PHILIPSBURG — The St. Maarten Nature Foundation is warning of the potential of large amounts of Sargasso seaweed washing ashore on local beaches resulting in a situation similar to that of 2011-2012 and 2014-2015, where beaches were closed due to a large influx of the seaweed.
Based on satellite data and communication with conservation management organizations in the Caribbean, the Nature Foundation warned that there was a potential of Sargasso seaweed to once again affect the area.

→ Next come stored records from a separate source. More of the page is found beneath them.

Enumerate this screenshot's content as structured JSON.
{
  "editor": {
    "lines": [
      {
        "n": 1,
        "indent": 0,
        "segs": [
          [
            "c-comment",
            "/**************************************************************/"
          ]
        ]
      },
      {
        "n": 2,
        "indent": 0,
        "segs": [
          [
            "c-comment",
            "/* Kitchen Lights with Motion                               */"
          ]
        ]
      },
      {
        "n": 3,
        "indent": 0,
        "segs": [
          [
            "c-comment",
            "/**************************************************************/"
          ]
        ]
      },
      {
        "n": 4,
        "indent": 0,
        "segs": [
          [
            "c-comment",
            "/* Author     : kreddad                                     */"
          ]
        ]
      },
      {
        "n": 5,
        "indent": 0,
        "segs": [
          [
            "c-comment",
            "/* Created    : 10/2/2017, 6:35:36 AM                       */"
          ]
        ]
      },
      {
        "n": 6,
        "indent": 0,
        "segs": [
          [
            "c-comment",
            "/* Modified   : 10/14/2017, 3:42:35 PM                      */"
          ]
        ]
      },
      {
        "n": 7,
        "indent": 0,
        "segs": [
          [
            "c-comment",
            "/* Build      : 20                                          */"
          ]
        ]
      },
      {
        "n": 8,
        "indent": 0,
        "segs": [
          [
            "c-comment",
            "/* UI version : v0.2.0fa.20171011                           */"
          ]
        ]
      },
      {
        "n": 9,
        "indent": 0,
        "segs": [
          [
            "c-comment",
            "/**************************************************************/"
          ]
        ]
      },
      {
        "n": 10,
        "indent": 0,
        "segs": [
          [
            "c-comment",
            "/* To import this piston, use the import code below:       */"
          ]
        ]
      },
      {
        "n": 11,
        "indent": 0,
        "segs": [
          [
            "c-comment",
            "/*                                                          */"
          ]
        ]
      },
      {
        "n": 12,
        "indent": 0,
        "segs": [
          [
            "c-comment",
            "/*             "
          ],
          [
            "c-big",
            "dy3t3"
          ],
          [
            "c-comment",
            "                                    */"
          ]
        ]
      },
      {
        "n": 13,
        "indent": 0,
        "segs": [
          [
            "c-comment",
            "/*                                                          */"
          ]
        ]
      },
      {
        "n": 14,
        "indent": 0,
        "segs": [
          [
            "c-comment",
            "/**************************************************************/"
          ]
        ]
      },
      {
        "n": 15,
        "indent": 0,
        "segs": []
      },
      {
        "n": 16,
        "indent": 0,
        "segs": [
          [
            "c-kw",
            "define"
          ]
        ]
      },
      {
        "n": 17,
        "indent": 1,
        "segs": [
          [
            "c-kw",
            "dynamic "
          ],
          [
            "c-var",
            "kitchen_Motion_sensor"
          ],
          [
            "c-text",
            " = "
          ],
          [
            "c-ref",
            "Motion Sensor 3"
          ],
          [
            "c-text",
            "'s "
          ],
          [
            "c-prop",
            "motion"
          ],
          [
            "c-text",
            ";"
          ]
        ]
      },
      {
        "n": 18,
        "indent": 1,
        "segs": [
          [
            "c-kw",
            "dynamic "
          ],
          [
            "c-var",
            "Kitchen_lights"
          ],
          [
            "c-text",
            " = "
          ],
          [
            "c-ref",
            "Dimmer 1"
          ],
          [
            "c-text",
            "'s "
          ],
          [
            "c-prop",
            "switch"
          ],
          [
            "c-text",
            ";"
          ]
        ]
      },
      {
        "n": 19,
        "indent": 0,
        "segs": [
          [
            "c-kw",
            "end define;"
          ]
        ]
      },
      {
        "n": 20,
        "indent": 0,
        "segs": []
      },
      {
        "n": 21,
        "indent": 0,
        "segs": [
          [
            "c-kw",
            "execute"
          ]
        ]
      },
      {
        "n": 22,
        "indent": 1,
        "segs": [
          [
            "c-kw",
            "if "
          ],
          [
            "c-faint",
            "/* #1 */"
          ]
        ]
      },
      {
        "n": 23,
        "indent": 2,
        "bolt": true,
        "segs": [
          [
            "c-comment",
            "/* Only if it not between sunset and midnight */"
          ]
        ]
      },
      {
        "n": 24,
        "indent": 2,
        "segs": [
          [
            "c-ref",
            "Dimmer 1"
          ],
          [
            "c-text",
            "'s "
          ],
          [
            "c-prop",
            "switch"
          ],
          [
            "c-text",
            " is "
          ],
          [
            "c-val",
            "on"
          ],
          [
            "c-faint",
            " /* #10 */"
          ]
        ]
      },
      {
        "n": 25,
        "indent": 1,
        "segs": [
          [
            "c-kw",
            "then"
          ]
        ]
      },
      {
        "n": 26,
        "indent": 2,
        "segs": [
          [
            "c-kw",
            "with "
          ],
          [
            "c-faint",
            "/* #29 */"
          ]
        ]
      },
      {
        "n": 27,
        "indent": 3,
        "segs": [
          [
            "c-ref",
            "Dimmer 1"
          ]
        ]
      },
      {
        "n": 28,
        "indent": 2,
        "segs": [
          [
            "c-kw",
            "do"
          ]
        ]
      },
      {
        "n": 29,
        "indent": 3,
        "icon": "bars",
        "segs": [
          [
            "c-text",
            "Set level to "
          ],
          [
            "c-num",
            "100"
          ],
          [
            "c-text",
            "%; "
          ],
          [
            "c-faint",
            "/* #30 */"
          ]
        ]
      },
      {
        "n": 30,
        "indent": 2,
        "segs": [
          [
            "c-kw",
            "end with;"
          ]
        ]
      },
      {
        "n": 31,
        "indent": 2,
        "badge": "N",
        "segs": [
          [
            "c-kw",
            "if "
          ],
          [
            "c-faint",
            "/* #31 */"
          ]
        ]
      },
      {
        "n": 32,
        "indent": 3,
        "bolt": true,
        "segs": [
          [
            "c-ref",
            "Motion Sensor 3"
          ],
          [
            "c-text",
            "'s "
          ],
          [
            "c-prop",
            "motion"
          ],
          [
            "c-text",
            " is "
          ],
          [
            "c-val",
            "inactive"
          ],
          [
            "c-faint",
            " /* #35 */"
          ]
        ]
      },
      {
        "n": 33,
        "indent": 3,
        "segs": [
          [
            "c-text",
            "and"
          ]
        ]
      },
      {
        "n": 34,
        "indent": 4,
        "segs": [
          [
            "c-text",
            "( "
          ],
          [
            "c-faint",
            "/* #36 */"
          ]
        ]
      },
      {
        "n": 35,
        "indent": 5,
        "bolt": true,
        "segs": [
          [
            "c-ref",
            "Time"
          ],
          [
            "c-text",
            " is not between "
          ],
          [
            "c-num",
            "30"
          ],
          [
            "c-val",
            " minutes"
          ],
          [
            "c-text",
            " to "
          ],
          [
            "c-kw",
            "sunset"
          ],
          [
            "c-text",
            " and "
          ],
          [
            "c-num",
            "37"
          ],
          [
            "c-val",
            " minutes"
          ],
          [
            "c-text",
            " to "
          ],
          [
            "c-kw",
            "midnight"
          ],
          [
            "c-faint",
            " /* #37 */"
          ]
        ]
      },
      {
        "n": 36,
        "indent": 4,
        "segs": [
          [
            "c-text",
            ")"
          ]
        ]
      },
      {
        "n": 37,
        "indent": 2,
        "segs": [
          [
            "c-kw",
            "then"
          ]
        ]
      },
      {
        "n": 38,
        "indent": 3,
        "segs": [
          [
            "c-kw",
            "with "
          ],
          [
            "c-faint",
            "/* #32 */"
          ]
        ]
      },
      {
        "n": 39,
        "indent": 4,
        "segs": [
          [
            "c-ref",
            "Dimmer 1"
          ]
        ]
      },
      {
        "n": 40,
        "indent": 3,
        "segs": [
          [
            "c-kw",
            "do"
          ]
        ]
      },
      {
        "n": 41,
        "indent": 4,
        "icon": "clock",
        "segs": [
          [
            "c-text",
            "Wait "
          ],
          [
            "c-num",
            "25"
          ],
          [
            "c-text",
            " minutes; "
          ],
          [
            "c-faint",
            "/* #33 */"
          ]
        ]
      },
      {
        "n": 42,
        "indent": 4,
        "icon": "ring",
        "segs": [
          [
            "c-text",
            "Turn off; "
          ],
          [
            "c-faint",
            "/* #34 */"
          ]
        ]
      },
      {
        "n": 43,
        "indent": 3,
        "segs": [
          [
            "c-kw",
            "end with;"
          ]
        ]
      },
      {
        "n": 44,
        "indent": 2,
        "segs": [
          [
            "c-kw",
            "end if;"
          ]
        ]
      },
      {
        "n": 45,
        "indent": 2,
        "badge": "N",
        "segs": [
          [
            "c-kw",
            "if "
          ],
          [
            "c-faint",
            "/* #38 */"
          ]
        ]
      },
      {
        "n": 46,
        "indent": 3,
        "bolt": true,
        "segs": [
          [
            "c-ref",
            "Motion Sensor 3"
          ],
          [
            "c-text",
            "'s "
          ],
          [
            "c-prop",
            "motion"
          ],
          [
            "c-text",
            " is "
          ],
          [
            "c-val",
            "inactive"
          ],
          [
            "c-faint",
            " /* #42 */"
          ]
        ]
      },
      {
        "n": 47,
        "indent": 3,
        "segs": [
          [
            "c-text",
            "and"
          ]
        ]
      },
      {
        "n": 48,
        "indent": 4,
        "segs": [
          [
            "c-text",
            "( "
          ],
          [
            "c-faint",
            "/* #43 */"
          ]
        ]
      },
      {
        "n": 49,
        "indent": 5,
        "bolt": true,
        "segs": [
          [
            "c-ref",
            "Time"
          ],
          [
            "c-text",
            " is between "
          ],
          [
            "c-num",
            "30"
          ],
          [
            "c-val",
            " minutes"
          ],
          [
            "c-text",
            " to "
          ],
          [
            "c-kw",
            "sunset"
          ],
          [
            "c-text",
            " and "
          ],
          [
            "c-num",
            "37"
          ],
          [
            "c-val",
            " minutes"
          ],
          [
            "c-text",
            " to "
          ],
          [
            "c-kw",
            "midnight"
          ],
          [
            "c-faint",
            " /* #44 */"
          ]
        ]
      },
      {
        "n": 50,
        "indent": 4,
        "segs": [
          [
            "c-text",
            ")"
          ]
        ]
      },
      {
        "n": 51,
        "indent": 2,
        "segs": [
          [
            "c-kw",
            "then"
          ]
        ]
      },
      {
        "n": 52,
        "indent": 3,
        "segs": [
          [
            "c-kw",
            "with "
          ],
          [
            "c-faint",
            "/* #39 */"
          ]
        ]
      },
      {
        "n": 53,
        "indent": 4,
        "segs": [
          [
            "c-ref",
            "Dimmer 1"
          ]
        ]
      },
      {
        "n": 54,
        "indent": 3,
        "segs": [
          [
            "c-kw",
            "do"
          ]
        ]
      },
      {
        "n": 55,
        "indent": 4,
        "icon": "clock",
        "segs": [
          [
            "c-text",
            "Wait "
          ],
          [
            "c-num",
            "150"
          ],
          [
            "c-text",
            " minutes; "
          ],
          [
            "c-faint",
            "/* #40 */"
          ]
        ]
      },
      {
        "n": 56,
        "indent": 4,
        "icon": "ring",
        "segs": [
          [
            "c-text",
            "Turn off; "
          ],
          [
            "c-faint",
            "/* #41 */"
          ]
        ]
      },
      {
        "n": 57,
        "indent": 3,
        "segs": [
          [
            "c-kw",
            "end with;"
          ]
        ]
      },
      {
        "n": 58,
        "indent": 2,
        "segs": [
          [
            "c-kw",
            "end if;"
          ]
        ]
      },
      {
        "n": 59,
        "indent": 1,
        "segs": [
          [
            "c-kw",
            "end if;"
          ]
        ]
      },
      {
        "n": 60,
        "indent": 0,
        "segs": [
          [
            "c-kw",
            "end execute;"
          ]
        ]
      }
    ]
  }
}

“We have been receiving updates from satellites and pilots in the area as well as from conservation organizations with whom we work closely, that there is again a potential for Sargasso seaweed causing problems for the region. Especially last year, St. Maarten and other islands in the region had to deal with a large influx of the seaweed with beaches being closed and on some islands harbors being very negatively affected. We are keeping a close eye on ocean currents and prevailing winds and we hope that the majority of the Sargasso will stay away from the local area, but we wanted to give a head’s up in any case,” commented Nature Foundation Manager Tadzio Bervoets.
Sargasso is a genus of brown (class Phaeophyceae) seaweed, which is distributed throughout the temperate and tropical oceans of the world. Most of the Sargasso seaweed lies concentrated in the Sargasso Sea, a region in the middle of the North Atlantic Ocean surrounded by ocean currents. It is bordered on the west by the Gulf Stream; on the north, by the North Atlantic Current; on the east, by the Canary Current; and on the south, by the North Atlantic Equatorial Current.
Sargasso seaweed plagued the Caribbean and St. Maarten over recent years with the Foundation warning swimmers to avoid swimming in Guana Bay, and other beaches due to the large amount of Sargasso seaweed. Many beach front residences and hotels had to continuously clean washed-up seaweed. The Foundation is in close contact with experts in the region in developing an early warning system to warn residents and governments of the possible influx of Sargasso seaweed.
The Nature Foundation will continuously monitor the status of the Sargasso seaweed and notify authorities if there is an imminent risk of a large influx of Sargasso in the St. Maarten area.
Source: 721 news Nature Foundation warns of potential Sargasso seaweed invasion